Wednesday, June 15, 2011

Showing Students What Real Writers Do

     Kate Messner, an award-winning writer of children's books and a classroom teacher, now offers a book that should help other teachers and their students. Real Revision gives both of them an inside look into what actual writers must do on a daily basis. And what is that, exactly? Revise, revise, revise -- and revise even more.
     As a former English teacher (middle and high school), I know this is the furthest from many students' interest. I also know that we have some excellent writers under the age of 18. I hope some of them take Messner's book to heart. I'd love to see their talent grow.

Saturday, June 4, 2011

Book: "Who's Teaching Your Children?"

     It has taken me a month to read through Vivian Troen and Katherine Boles's well-researched Who's Teaching Your Children? No, it's not because it wasn't written well or didn't engage me -- quite the opposite. I kept pausing to breathe, to think, to vent.
     The authors blasted many of the problems of today's schools.
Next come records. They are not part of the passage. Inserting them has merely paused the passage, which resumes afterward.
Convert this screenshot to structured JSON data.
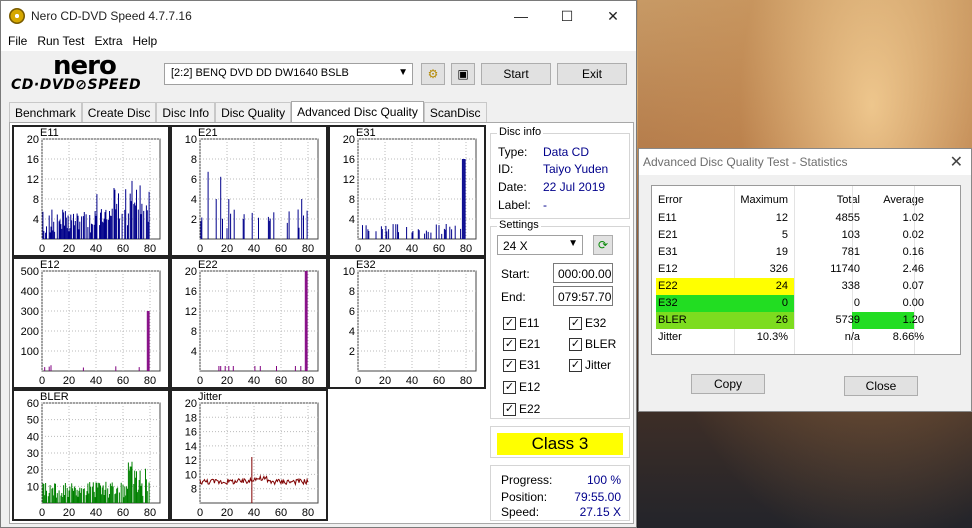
{
  "window": {
    "title": "Nero CD-DVD Speed 4.7.7.16",
    "controls": {
      "minimize": "—",
      "maximize": "☐",
      "close": "✕"
    }
  },
  "menu": [
    "File",
    "Run Test",
    "Extra",
    "Help"
  ],
  "logo": {
    "nero": "nero",
    "sub": "CD·DVD⊘SPEED"
  },
  "toolbar": {
    "drive": "[2:2]   BENQ DVD DD DW1640 BSLB",
    "start_label": "Start",
    "exit_label": "Exit"
  },
  "tabs": [
    "Benchmark",
    "Create Disc",
    "Disc Info",
    "Disc Quality",
    "Advanced Disc Quality",
    "ScanDisc"
  ],
  "active_tab": "Advanced Disc Quality",
  "disc_info": {
    "title": "Disc info",
    "type_label": "Type:",
    "type": "Data CD",
    "id_label": "ID:",
    "id": "Taiyo Yuden",
    "date_label": "Date:",
    "date": "22 Jul 2019",
    "label_label": "Label:",
    "label": "-"
  },
  "settings": {
    "title": "Settings",
    "speed": "24 X",
    "start_label": "Start:",
    "start": "000:00.00",
    "end_label": "End:",
    "end": "079:57.70",
    "checks": {
      "E11": "E11",
      "E32": "E32",
      "E21": "E21",
      "BLER": "BLER",
      "E31": "E31",
      "Jitter": "Jitter",
      "E12": "E12",
      "E22": "E22"
    }
  },
  "class_label": "Class 3",
  "progress": {
    "progress_label": "Progress:",
    "progress": "100 %",
    "position_label": "Position:",
    "position": "79:55.00",
    "speed_label": "Speed:",
    "speed": "27.15 X"
  },
  "chart_data": [
    {
      "type": "bar",
      "title": "E11",
      "x_ticks": [
        "0",
        "20",
        "40",
        "60",
        "80"
      ],
      "y_ticks": [
        "20",
        "16",
        "12",
        "8",
        "4"
      ],
      "ylim": [
        0,
        20
      ],
      "color": "#00008b",
      "values_summary": "dense activity across 0-80 min, mostly 2-8, peaks ~12 near 65-78 min"
    },
    {
      "type": "bar",
      "title": "E21",
      "x_ticks": [
        "0",
        "20",
        "40",
        "60",
        "80"
      ],
      "y_ticks": [
        "10",
        "8",
        "6",
        "4",
        "2"
      ],
      "ylim": [
        0,
        10
      ],
      "color": "#00008b"
    },
    {
      "type": "bar",
      "title": "E31",
      "x_ticks": [
        "0",
        "20",
        "40",
        "60",
        "80"
      ],
      "y_ticks": [
        "20",
        "16",
        "12",
        "8",
        "4"
      ],
      "ylim": [
        0,
        20
      ],
      "color": "#00008b"
    },
    {
      "type": "bar",
      "title": "E12",
      "x_ticks": [
        "0",
        "20",
        "40",
        "60",
        "80"
      ],
      "y_ticks": [
        "500",
        "400",
        "300",
        "200",
        "100"
      ],
      "ylim": [
        0,
        500
      ],
      "color": "#800080"
    },
    {
      "type": "bar",
      "title": "E22",
      "x_ticks": [
        "0",
        "20",
        "40",
        "60",
        "80"
      ],
      "y_ticks": [
        "20",
        "16",
        "12",
        "8",
        "4"
      ],
      "ylim": [
        0,
        20
      ],
      "color": "#800080"
    },
    {
      "type": "bar",
      "title": "E32",
      "x_ticks": [
        "0",
        "20",
        "40",
        "60",
        "80"
      ],
      "y_ticks": [
        "10",
        "8",
        "6",
        "4",
        "2"
      ],
      "ylim": [
        0,
        10
      ],
      "color": "#800080"
    },
    {
      "type": "bar",
      "title": "BLER",
      "x_ticks": [
        "0",
        "20",
        "40",
        "60",
        "80"
      ],
      "y_ticks": [
        "60",
        "50",
        "40",
        "30",
        "20",
        "10"
      ],
      "ylim": [
        0,
        60
      ],
      "color": "#008000"
    },
    {
      "type": "line",
      "title": "Jitter",
      "x_ticks": [
        "0",
        "20",
        "40",
        "60",
        "80"
      ],
      "y_ticks": [
        "20",
        "18",
        "16",
        "14",
        "12",
        "10",
        "8"
      ],
      "ylim": [
        6,
        20
      ],
      "color": "#800000"
    }
  ],
  "stats_dialog": {
    "title": "Advanced Disc Quality Test - Statistics",
    "headers": [
      "Error",
      "Maximum",
      "Total",
      "Average"
    ],
    "rows": [
      {
        "name": "E11",
        "max": "12",
        "total": "4855",
        "avg": "1.02"
      },
      {
        "name": "E21",
        "max": "5",
        "total": "103",
        "avg": "0.02"
      },
      {
        "name": "E31",
        "max": "19",
        "total": "781",
        "avg": "0.16"
      },
      {
        "name": "E12",
        "max": "326",
        "total": "11740",
        "avg": "2.46"
      },
      {
        "name": "E22",
        "max": "24",
        "total": "338",
        "avg": "0.07"
      },
      {
        "name": "E32",
        "max": "0",
        "total": "0",
        "avg": "0.00"
      },
      {
        "name": "BLER",
        "max": "26",
        "total": "5739",
        "avg": "1.20"
      },
      {
        "name": "Jitter",
        "max": "10.3%",
        "total": "n/a",
        "avg": "8.66%"
      }
    ],
    "copy_label": "Copy",
    "close_label": "Close"
  }
}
With politicians around blaming the teachers, teachers, teachers for the poor performance of some schools, Troen and Boles take aim at the way public schools are viewed by society -- as a second-class profession. Education schools are notoriously easy to enter and graduate from, the pay is poor, and the profession itself is flat, giving little encouragement or opportunity for teachers to better their instruction in the schools, and those with advanced knowledge and skills perform the same tasks as the novice. No wonder charter schools, home schooling, and private schools are flourishing, they argue, and the immense drain those cause on public schools would diminish significantly if the public policy designed a route entering professionals would take to grow from student teacher to master teacher.
     I applaud the efforts by the authors. Perhaps someone out there will take notice. And someone needs to -- fast.